English University Student Government Excludes Atheist Group from Freshmen’s Fair for Blasphemy

Here’s the atheist group’s statement about the incident, which seems consistent with a Daily Mail (UK) account and with a statement from the student union (quoted in the article):

Today, the Reading University Atheist, Humanist, and Secularist Society (RAHS) participated in the Freshers’ [i.e. Freshmen’s -EV] Fayre organised by Reading University Students’ Union (RUSU).

We spent several hours talking to other students and visitors, promoting the society and encouraging people to attend our forthcoming discussion on the topic “Should we respect religion?”

Among the material displayed on our stall was a pineapple.
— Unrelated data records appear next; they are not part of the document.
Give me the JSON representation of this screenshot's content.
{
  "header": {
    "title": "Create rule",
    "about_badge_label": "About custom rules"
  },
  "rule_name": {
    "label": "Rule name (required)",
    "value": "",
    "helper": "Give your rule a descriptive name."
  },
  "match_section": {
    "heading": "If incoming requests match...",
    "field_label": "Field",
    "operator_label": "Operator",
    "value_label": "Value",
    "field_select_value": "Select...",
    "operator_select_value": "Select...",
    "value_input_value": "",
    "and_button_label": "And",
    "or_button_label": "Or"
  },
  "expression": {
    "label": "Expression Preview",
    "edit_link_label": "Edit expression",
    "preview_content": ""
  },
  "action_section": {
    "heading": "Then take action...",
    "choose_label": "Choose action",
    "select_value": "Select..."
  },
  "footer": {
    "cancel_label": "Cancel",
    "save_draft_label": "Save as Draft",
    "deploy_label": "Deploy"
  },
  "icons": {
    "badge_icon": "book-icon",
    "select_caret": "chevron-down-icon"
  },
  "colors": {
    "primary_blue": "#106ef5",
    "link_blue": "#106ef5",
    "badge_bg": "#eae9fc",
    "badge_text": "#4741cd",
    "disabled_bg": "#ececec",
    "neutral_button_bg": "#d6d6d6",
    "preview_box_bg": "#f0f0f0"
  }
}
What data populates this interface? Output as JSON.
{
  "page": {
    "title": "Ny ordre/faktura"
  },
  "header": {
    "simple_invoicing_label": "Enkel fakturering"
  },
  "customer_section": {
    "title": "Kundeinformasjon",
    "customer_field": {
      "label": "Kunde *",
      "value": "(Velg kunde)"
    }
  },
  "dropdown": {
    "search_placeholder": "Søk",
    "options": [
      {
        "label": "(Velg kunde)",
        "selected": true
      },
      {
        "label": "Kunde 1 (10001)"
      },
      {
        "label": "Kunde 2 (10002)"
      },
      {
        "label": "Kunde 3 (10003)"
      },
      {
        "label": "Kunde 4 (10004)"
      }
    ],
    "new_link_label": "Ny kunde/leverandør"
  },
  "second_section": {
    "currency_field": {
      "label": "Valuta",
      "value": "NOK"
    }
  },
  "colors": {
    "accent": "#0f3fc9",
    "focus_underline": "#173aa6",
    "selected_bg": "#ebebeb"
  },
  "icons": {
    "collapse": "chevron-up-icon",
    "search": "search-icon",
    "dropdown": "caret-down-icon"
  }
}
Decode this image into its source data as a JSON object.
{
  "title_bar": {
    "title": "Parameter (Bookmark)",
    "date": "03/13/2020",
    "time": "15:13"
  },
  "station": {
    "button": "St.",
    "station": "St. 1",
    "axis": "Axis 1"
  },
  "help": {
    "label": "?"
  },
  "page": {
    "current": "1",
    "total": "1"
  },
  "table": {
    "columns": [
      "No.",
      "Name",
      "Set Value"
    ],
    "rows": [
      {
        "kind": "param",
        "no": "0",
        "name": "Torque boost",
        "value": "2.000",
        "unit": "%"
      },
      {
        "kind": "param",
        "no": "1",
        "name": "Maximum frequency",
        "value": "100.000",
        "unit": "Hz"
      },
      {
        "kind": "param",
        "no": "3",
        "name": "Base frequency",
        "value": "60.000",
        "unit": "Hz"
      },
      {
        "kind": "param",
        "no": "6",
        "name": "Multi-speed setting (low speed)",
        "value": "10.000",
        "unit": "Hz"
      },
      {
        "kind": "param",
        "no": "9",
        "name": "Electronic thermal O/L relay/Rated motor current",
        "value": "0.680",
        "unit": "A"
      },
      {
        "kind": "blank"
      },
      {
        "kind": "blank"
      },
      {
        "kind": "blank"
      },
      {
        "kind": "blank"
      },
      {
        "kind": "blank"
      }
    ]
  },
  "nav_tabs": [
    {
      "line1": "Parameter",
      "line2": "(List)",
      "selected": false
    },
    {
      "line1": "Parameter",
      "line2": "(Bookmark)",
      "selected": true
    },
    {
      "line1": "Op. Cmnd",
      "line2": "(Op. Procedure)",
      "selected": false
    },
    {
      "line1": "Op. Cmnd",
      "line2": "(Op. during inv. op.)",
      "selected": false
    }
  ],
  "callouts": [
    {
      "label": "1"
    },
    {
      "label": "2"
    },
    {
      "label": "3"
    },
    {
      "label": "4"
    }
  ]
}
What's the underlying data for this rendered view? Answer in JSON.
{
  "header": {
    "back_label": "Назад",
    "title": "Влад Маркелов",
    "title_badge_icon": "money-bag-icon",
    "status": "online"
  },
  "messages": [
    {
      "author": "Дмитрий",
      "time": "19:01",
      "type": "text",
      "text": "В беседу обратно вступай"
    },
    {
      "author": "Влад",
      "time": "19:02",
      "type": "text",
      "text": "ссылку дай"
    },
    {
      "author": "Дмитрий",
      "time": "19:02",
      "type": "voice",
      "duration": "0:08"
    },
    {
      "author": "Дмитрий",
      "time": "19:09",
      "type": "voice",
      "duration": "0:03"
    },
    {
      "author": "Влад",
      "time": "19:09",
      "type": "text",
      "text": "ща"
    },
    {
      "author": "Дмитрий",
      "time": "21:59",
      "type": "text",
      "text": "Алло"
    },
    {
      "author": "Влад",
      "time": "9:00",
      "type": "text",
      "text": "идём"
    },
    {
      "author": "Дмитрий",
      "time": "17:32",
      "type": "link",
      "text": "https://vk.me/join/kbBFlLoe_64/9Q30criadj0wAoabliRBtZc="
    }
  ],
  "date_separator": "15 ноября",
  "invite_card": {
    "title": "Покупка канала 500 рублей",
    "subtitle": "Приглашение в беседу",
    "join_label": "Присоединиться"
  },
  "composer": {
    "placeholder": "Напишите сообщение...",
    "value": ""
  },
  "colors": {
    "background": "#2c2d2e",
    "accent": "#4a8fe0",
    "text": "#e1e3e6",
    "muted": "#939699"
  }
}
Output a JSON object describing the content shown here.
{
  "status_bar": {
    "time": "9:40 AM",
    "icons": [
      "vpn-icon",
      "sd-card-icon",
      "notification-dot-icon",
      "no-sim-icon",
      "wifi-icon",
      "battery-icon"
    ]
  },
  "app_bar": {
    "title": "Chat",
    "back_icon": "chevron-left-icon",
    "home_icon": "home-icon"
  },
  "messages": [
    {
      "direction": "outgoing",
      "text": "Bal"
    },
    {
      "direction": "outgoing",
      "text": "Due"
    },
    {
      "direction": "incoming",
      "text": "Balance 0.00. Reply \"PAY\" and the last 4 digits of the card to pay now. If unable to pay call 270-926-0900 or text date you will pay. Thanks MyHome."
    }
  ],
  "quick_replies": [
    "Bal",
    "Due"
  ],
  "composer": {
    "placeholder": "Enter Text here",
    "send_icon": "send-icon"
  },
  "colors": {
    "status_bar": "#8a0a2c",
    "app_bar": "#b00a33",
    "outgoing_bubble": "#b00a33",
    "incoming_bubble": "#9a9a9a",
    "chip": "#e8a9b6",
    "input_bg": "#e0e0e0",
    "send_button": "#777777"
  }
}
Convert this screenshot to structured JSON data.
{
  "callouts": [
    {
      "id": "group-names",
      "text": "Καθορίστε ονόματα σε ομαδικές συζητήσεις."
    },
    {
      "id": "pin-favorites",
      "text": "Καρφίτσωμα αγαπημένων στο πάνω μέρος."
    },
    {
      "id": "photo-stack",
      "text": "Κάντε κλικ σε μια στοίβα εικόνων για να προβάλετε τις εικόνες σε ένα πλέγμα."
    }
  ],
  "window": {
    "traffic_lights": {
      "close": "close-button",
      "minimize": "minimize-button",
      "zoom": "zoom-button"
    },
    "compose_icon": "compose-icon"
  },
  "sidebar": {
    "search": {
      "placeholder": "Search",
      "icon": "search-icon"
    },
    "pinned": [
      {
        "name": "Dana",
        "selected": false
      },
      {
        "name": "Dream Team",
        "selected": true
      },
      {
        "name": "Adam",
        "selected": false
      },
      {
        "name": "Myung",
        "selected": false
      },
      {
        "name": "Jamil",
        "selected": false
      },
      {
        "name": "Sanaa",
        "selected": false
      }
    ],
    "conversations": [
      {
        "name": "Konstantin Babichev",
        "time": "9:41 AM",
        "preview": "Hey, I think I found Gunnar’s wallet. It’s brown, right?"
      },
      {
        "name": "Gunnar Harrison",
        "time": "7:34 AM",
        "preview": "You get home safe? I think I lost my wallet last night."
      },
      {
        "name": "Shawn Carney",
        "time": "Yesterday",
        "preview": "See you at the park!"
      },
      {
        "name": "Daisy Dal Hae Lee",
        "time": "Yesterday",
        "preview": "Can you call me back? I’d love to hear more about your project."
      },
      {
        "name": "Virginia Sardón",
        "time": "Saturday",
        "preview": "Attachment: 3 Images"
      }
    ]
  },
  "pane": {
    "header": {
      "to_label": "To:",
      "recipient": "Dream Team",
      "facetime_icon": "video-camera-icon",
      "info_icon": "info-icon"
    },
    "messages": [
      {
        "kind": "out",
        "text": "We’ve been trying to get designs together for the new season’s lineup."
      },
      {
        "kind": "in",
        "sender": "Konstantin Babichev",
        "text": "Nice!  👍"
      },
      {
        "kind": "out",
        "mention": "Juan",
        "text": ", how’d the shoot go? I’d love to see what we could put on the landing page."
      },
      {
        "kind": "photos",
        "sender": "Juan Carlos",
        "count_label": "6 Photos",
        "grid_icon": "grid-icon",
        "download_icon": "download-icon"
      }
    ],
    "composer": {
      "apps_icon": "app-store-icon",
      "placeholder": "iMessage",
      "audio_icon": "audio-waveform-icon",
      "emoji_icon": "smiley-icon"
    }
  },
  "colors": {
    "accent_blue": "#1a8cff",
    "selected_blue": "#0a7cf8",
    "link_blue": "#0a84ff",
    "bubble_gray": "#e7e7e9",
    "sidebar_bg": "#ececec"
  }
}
We labelled this pineapple “Mohammed”, to encourage discussion about blasphemy, religion, and liberty, as well as to celebrate the fact that we live in a country in which free speech is protected, and where it is lawful to call a pineapple by whatever name one chooses.

Towards the end of the afternoon, we were informed by a member of RUSU staff that there had been complaints about the pineapple, despite the fact that no complaints had been made at any point to anybody on the stall. Our commitment to freedom of expression meant that we refused to remove the pineapple from our stall. After a few minutes, we were told by another member of RUSU staff that “Either the pineapple goes, or you do”, whereupon they seized the pineapple and tried to leave. However, the pineapple was swiftly returned, and shortly was displayed again, with the name Mohammed changed to that of Jesus….

The RAHS believes in freedom of expression. Our intent in displaying a pineapple labelled “Mohammed” was to draw attention to cases where religion has been used to limit this and other fundamental rights, such as the imprisonment of Gillian Gibbons. We did not expect to be forced out of the Freshers’ Fayre because of a pineapple, and we are disappointed that RUSU took this action….

It’s a sad situation, I think, when a university student government is excluding student group speech from a student group event on the grounds of blasphemy. And while in some situations such speech by groups can be vulgar or juvenile, it seems to me that in this case it was an important and sensible part of the atheist group’s message: We don’t accept the legitimacy of the attempts to suppress blasphemy, the group is saying, and we insist on speaking notwithstanding others’ irrationally based demands that our speech be suppressed.

For an even more serious incident of attempted censorship by a university itself (San Francisco State University), see here and here). Thanks to Ken Braithwaite for the pointer.